The British side of the question is not left out and the Crown does make an impact in the story through counter-intelligence missions spearheaded by MI5 and the Special Air Service (“SAS”), police action through the Royal Ulster Constabulary and informers within the IRA’s ranks. Deadly games of espionage, double-agents and collateral damage, turned Northern Ireland and even London in battlegrounds to force change to 10 Downing Street’s foreign policy toward its Irish neighbors.
Today there is a form of peace in Ireland but the Provisional IRA, which split for the traditional IRA in 1969, continues to operate. Time will tell if peace will continue or if the troubles will once again be re-ignited.

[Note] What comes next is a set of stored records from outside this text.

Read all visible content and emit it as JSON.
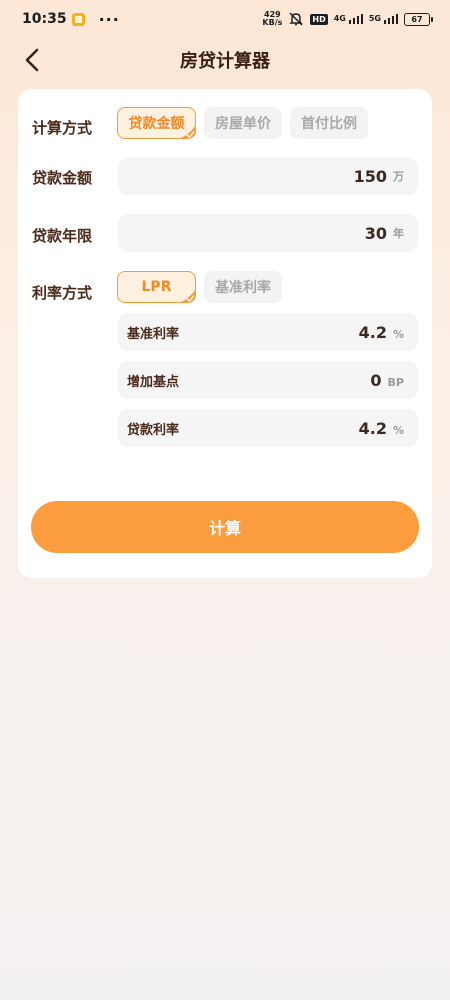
{
  "status_bar": {
    "time": "10:35",
    "dots": "···",
    "net_speed_top": "429",
    "net_speed_bottom": "KB/s",
    "hd": "HD",
    "sig1": "4G",
    "sig2": "5G",
    "battery": "67"
  },
  "nav": {
    "title": "房贷计算器"
  },
  "calc_method": {
    "label": "计算方式",
    "options": [
      "贷款金额",
      "房屋单价",
      "首付比例"
    ],
    "selected": "贷款金额"
  },
  "loan_amount": {
    "label": "贷款金额",
    "value": "150",
    "unit": "万"
  },
  "loan_term": {
    "label": "贷款年限",
    "value": "30",
    "unit": "年"
  },
  "rate_method": {
    "label": "利率方式",
    "options": [
      "LPR",
      "基准利率"
    ],
    "selected": "LPR",
    "rows": [
      {
        "label": "基准利率",
        "value": "4.2",
        "unit": "%"
      },
      {
        "label": "增加基点",
        "value": "0",
        "unit": "BP"
      },
      {
        "label": "贷款利率",
        "value": "4.2",
        "unit": "%"
      }
    ]
  },
  "actions": {
    "calculate": "计算"
  },
  "colors": {
    "accent": "#fb9d3e",
    "accent_border": "#f59b3c",
    "accent_bg": "#fff1e0"
  }
}
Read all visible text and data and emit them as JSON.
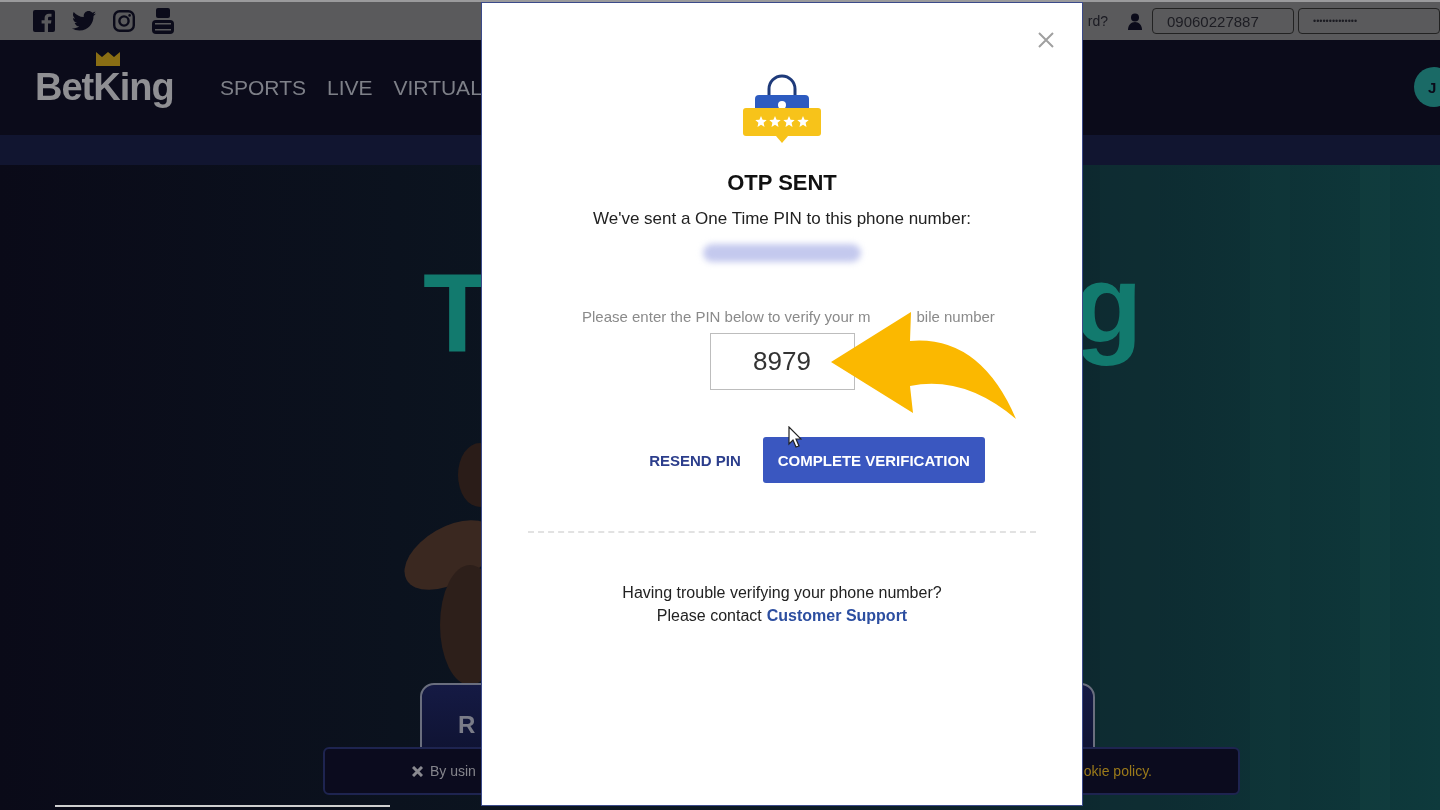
{
  "topbar": {
    "forgot_fragment": "rd?",
    "phone_value": "09060227887",
    "password_value": "••••••••••••••"
  },
  "nav": {
    "logo": "BetKing",
    "links": [
      "SPORTS",
      "LIVE",
      "VIRTUAL"
    ],
    "account_initial": "J"
  },
  "hero": {
    "heading_left": "T",
    "heading_right": "g",
    "button_fragment": "R",
    "cookie_left": "By usin",
    "cookie_right": "okie policy."
  },
  "modal": {
    "title": "OTP SENT",
    "message": "We've sent a One Time PIN to this phone number:",
    "instruction_before_arrow": "Please enter the PIN below to verify your m",
    "instruction_after_arrow": "bile number",
    "pin_value": "8979",
    "resend": "RESEND PIN",
    "submit": "COMPLETE VERIFICATION",
    "help_line": "Having trouble verifying your phone number?",
    "contact_prefix": "Please contact",
    "contact_link": "Customer Support"
  }
}
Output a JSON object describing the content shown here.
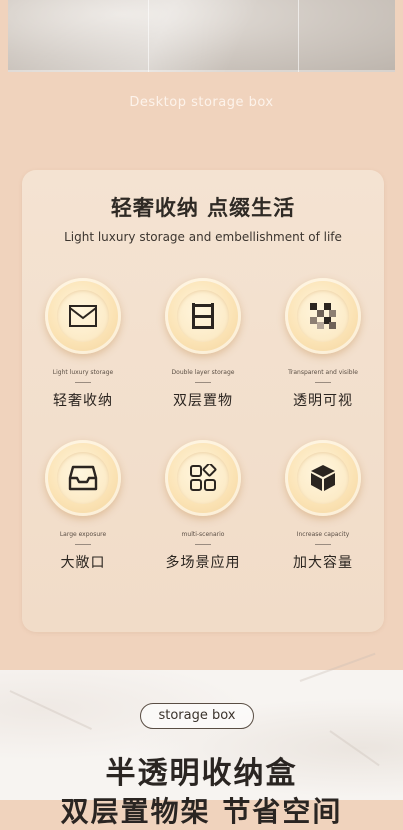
{
  "top_banner": {
    "caption": "Desktop storage box"
  },
  "feature_card": {
    "title": "轻奢收纳 点缀生活",
    "subtitle": "Light luxury storage and embellishment of life",
    "features": [
      {
        "en": "Light luxury storage",
        "cn": "轻奢收纳",
        "icon": "envelope-icon"
      },
      {
        "en": "Double layer storage",
        "cn": "双层置物",
        "icon": "double-shelf-icon"
      },
      {
        "en": "Transparent and visible",
        "cn": "透明可视",
        "icon": "checker-pattern-icon"
      },
      {
        "en": "Large exposure",
        "cn": "大敞口",
        "icon": "open-tray-icon"
      },
      {
        "en": "multi-scenario",
        "cn": "多场景应用",
        "icon": "grid-shapes-icon"
      },
      {
        "en": "Increase capacity",
        "cn": "加大容量",
        "icon": "cube-icon"
      }
    ]
  },
  "product_section": {
    "pill_label": "storage box",
    "title_line1": "半透明收纳盒",
    "title_line2": "双层置物架 节省空间"
  },
  "colors": {
    "background": "#f0d3bd",
    "card": "#f2dfcc",
    "icon_circle": "#fbe3b5",
    "text_dark": "#2b2520"
  }
}
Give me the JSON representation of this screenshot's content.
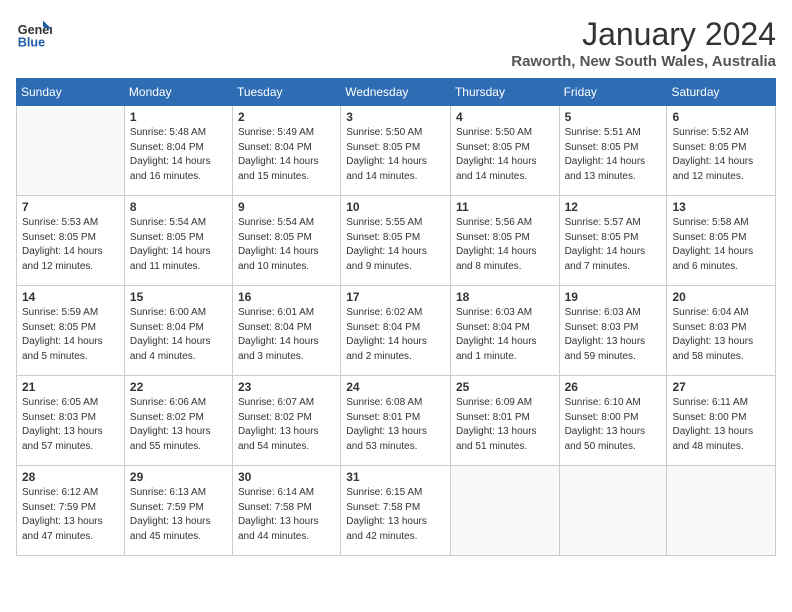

As Britain struggles to find a suitable exit from the European Union, many eyes are on Ireland and the fears abound of the possible deadly impact of London’s final decision. There may indeed come a day when the Crown is finally removed from Irish soil and the dream of a united Irish Republic becomes reality. Protestants will have to make life changing decisions and for some that might include the use of violence. We can only hope that cooler heads prevail and a British exit from Ireland will be done in an orderly and peaceful fashion. But until that day comes, the IRA remains a force to be reckoned with and a voice for an oppressed minority seeking to change social conditions that have caused thousands of deaths. They are supported throughout Ireland and even here in the United States. But if peace will have a chance of prevailing through a long term solution, we must first understand those that have served and died in their commitment to the IRA. Some of those incredible and heartbreaking stories are captured here by Kevin Toolis in this breathtaking journey into the heart of the IRA.